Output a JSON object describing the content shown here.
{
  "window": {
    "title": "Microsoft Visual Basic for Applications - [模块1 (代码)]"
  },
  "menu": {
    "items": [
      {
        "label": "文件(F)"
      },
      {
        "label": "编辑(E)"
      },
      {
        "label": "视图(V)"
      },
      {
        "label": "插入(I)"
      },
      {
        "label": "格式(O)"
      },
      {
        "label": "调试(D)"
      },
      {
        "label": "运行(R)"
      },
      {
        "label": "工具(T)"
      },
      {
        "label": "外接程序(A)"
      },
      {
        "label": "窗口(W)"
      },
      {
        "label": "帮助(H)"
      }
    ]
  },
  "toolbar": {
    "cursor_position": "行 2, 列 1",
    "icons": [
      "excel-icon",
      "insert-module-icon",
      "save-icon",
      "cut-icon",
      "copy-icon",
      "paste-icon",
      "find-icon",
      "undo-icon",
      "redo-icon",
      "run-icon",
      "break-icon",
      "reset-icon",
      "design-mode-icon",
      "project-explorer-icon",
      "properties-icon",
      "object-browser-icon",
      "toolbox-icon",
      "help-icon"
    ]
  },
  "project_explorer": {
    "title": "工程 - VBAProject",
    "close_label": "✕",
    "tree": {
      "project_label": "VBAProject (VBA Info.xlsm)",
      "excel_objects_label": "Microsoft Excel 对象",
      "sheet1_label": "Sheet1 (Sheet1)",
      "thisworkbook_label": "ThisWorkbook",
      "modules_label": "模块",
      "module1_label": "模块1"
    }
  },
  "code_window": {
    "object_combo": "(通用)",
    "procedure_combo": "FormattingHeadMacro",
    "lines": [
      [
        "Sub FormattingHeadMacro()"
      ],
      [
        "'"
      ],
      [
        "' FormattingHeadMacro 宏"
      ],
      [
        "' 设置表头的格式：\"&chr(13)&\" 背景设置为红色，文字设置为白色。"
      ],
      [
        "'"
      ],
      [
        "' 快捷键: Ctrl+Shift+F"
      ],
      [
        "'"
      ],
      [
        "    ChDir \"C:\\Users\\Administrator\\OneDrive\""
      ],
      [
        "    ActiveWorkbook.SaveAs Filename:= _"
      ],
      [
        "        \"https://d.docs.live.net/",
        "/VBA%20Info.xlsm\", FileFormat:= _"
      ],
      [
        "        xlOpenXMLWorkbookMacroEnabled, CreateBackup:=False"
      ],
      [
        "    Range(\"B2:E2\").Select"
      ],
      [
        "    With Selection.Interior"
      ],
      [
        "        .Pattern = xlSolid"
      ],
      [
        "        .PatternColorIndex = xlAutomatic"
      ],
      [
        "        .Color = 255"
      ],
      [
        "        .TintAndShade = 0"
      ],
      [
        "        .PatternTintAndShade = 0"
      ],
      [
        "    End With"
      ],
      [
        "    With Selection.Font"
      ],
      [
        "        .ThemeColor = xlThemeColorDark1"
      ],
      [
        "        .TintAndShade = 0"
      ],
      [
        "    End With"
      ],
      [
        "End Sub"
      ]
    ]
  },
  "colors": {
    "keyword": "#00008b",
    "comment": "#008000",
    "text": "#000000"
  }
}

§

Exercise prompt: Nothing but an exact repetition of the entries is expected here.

Exercise solution:
Output a JSON object describing the content shown here.
{
  "window": {
    "title": "Microsoft Visual Basic for Applications - [模块1 (代码)]"
  },
  "menu": {
    "items": [
      {
        "label": "文件(F)"
      },
      {
        "label": "编辑(E)"
      },
      {
        "label": "视图(V)"
      },
      {
        "label": "插入(I)"
      },
      {
        "label": "格式(O)"
      },
      {
        "label": "调试(D)"
      },
      {
        "label": "运行(R)"
      },
      {
        "label": "工具(T)"
      },
      {
        "label": "外接程序(A)"
      },
      {
        "label": "窗口(W)"
      },
      {
        "label": "帮助(H)"
      }
    ]
  },
  "toolbar": {
    "cursor_position": "行 2, 列 1",
    "icons": [
      "excel-icon",
      "insert-module-icon",
      "save-icon",
      "cut-icon",
      "copy-icon",
      "paste-icon",
      "find-icon",
      "undo-icon",
      "redo-icon",
      "run-icon",
      "break-icon",
      "reset-icon",
      "design-mode-icon",
      "project-explorer-icon",
      "properties-icon",
      "object-browser-icon",
      "toolbox-icon",
      "help-icon"
    ]
  },
  "project_explorer": {
    "title": "工程 - VBAProject",
    "close_label": "✕",
    "tree": {
      "project_label": "VBAProject (VBA Info.xlsm)",
      "excel_objects_label": "Microsoft Excel 对象",
      "sheet1_label": "Sheet1 (Sheet1)",
      "thisworkbook_label": "ThisWorkbook",
      "modules_label": "模块",
      "module1_label": "模块1"
    }
  },
  "code_window": {
    "object_combo": "(通用)",
    "procedure_combo": "FormattingHeadMacro",
    "lines": [
      [
        "Sub FormattingHeadMacro()"
      ],
      [
        "'"
      ],
      [
        "' FormattingHeadMacro 宏"
      ],
      [
        "' 设置表头的格式：\"&chr(13)&\" 背景设置为红色，文字设置为白色。"
      ],
      [
        "'"
      ],
      [
        "' 快捷键: Ctrl+Shift+F"
      ],
      [
        "'"
      ],
      [
        "    ChDir \"C:\\Users\\Administrator\\OneDrive\""
      ],
      [
        "    ActiveWorkbook.SaveAs Filename:= _"
      ],
      [
        "        \"https://d.docs.live.net/",
        "/VBA%20Info.xlsm\", FileFormat:= _"
      ],
      [
        "        xlOpenXMLWorkbookMacroEnabled, CreateBackup:=False"
      ],
      [
        "    Range(\"B2:E2\").Select"
      ],
      [
        "    With Selection.Interior"
      ],
      [
        "        .Pattern = xlSolid"
      ],
      [
        "        .PatternColorIndex = xlAutomatic"
      ],
      [
        "        .Color = 255"
      ],
      [
        "        .TintAndShade = 0"
      ],
      [
        "        .PatternTintAndShade = 0"
      ],
      [
        "    End With"
      ],
      [
        "    With Selection.Font"
      ],
      [
        "        .ThemeColor = xlThemeColorDark1"
      ],
      [
        "        .TintAndShade = 0"
      ],
      [
        "    End With"
      ],
      [
        "End Sub"
      ]
    ]
  },
  "colors": {
    "keyword": "#00008b",
    "comment": "#008000",
    "text": "#000000"
  }
}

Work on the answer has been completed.